Exploring the World’s Most Amazing Ice Caves

New Zealand Ice CavePhoto: anoldent

Mysterious and mystifying, these structures are as old as water itself; millennia of gushing streams into caves with temperatures that plunge well below freezing, allow for the creation of these cavernous icy grottos.

During the winter months, ice-cold air currents blast through the caves freezing any snow and water that melted or trickled inside and thus maintaining, recreating and furthering their size and structure. Those that are most inspiring are known as glacier caves, as they are formed within pre-existing ice banks rather than in natural structures.

Ice cave / Cueva de hieloPhoto: Aztlek

The caves are often hard to find, for, from the outside, they look like mere mounds of ice set in unusual, often unreachable, mountainous sites. In reality, these imposing underground tunnels can be found throughout the world and many a brave heart has attempted to enter their mysterious and uncharted depths.

This said, the inexperienced should not be defied by their seemingly sturdy appearance and luminous hue, in truth of fact they are dangerous and deceiving tricksters, for they are often dark, slippery and prone to collapse under the slightest, unexpected pressure. For many years they were feared and demonized and as a result feature in many folk tales.

The ‘World of Ice Giants’, the largest cave known to man (of which only 1km out of 40 has been explored) is not in the much-expected Arctic (though they do exist there too), but rather, is found in the Hochkogel Mountain of Austria; it is an eerie maze of ice tunnels and for a long time after its discovery in the 1800s, was believed to be the entrance to hell.

ice cavePhoto: derekGavey

Over 40 mysterious ice glaciers, many of which are becoming tourist attractions can be found in Slovakia, whilst the Czech Slovakian and Polish Carpathian Mountains accommodate remnants of a long lost ice age and lively bat populations.

The Americas are also home to some eye-boggling frozen wonders; in California, the Crystal Ice Caves are spectacular in their complex and fragile icicle beauty, while others are found amidst lava beds; reminding us of the world’s epic environmental development.

Montana’s mountainous region provide huge icy landscapes and the Canadian Rockies are home to Serendipity, an ice cave containing ancient, bottomless and wonderful ice ponds and the Fish Ice Caves; massive concavities acting as instruments for gusts of wind. New Mexico has some impressive, and now mush visited, ice grottos, as does the Parque Nacional Los Glaciares in Patagonia.

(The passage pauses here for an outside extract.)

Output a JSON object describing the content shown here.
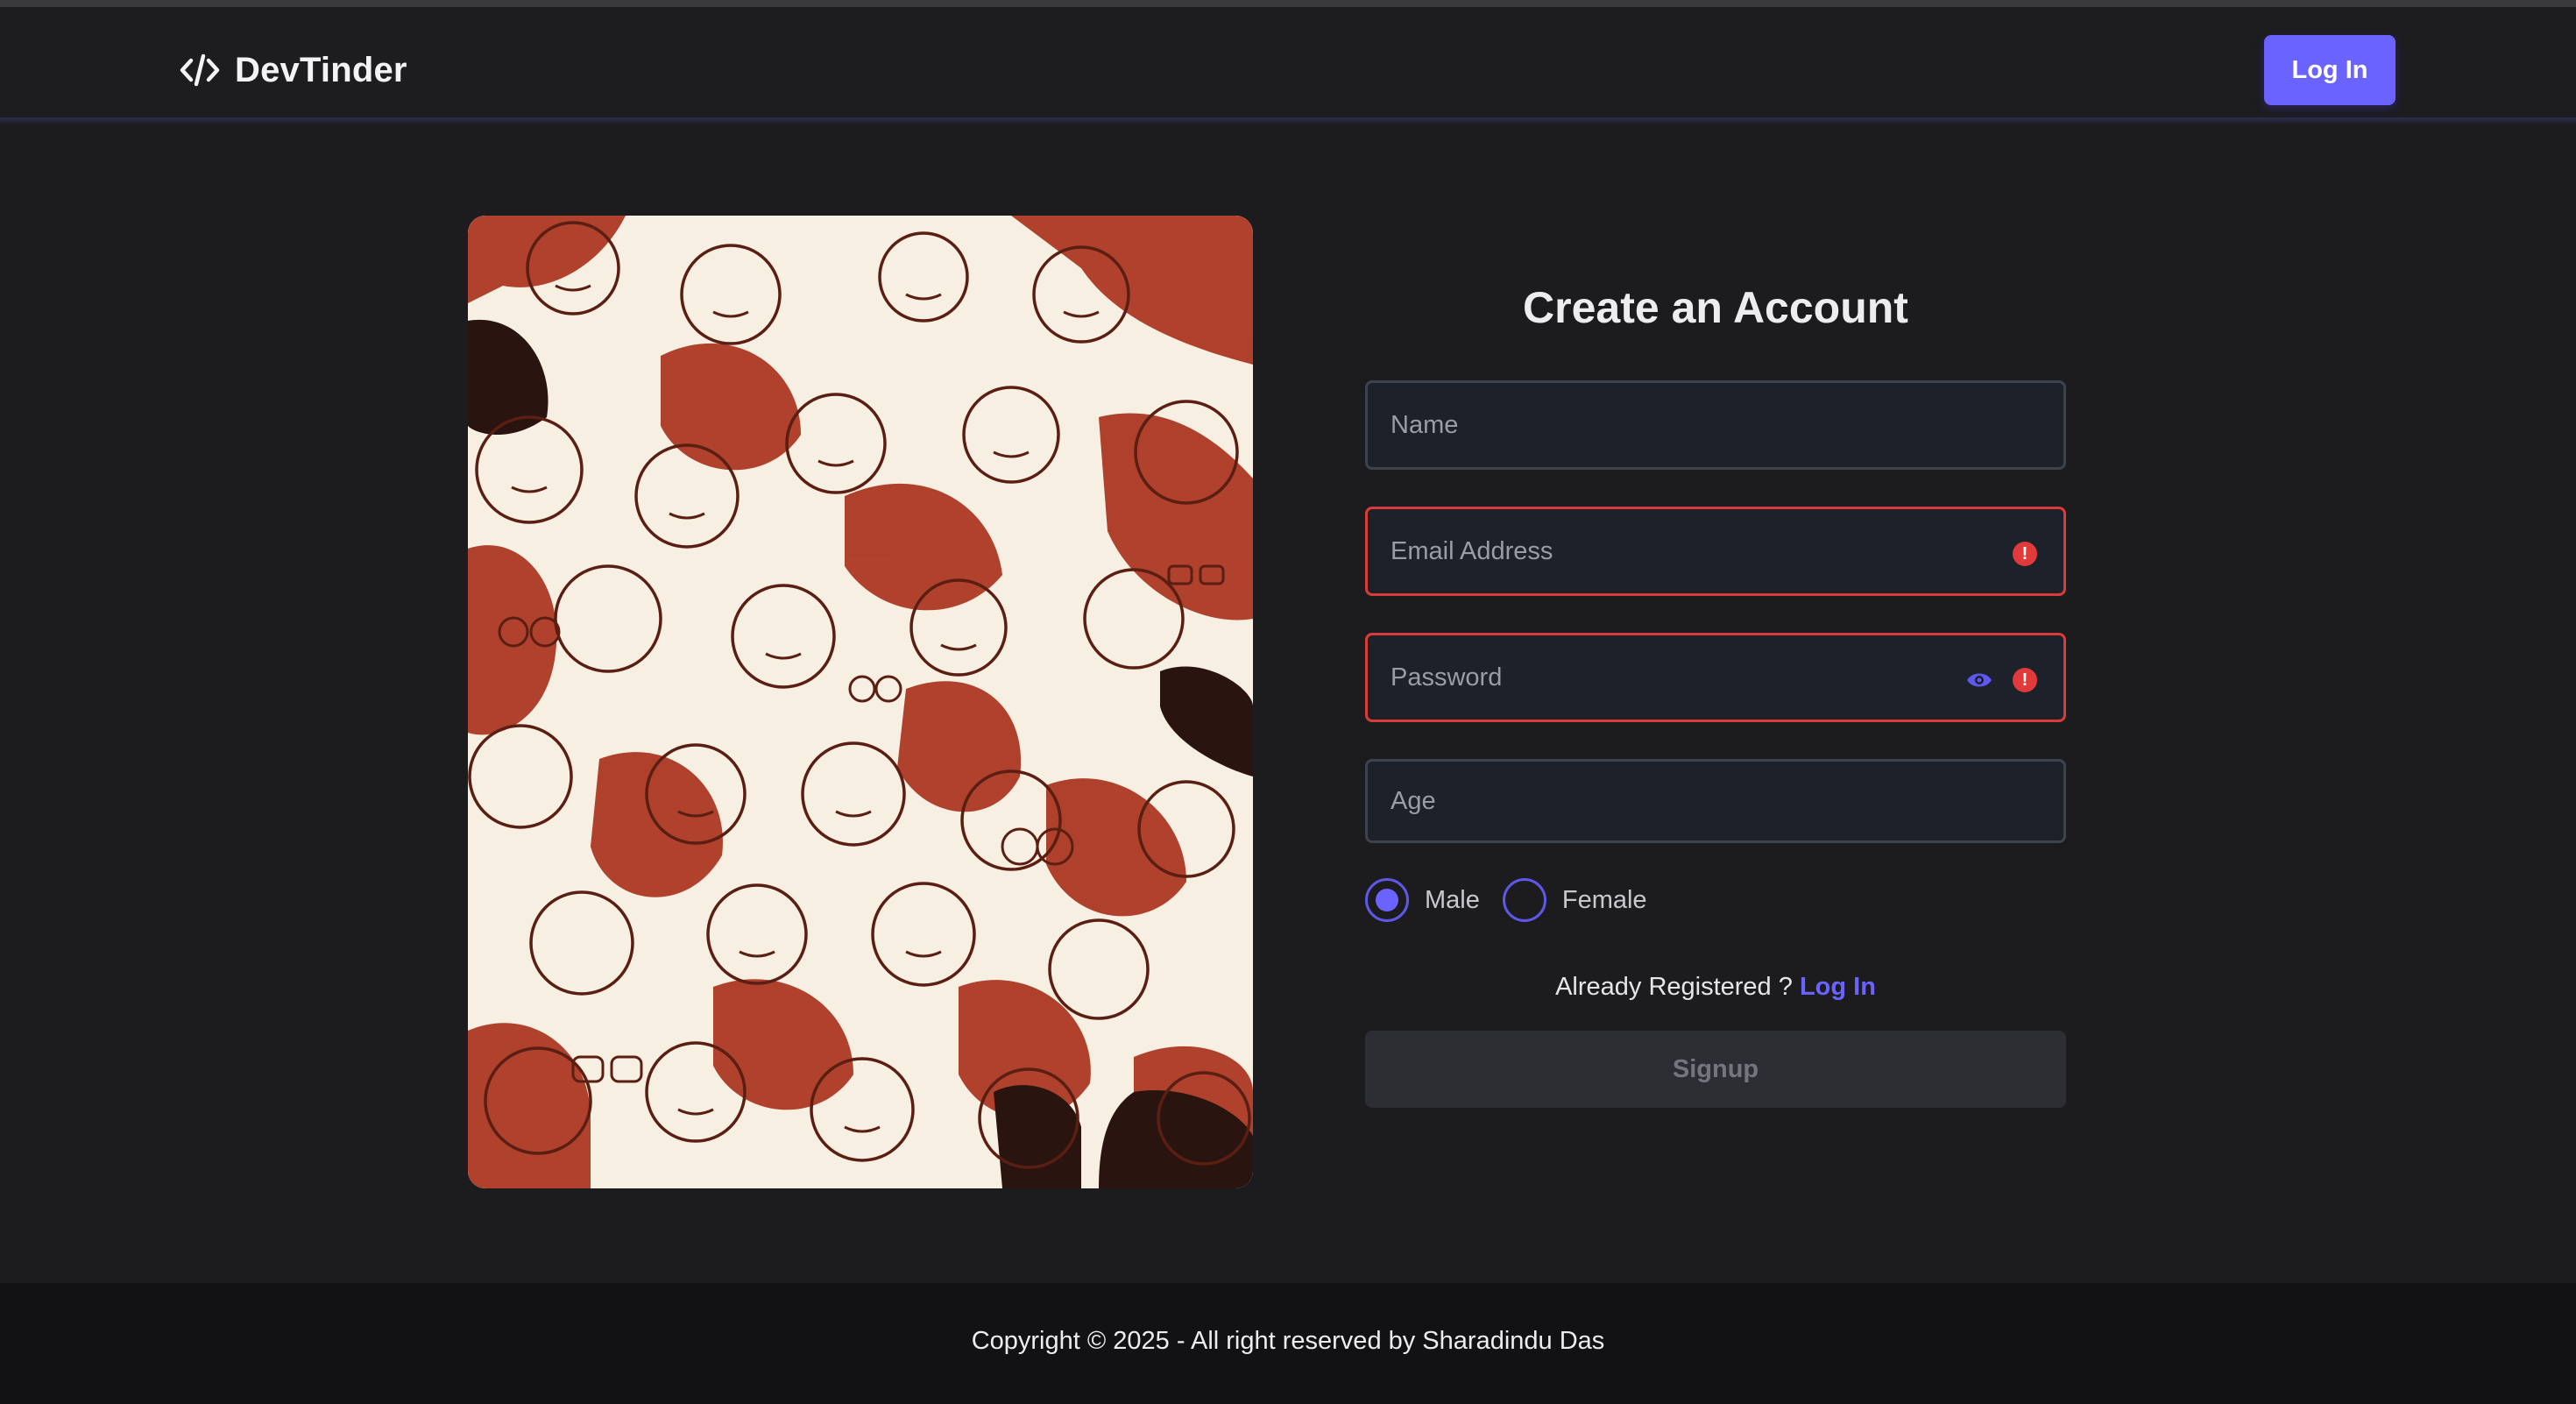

These, often prehistoric, formations are dotted all over the mountainous regions of the world; Ice Cave Delta in Antarctica, Jostedalsbreen in Norway and The Blue Ice Caves in the Fox Glacier of New Zealand. There are even some spectacular Nepali glaciated gems. Are they truly homes to giants? Are they perhaps inhabited by magical creatures or hidden entrances to the depths of the Earth?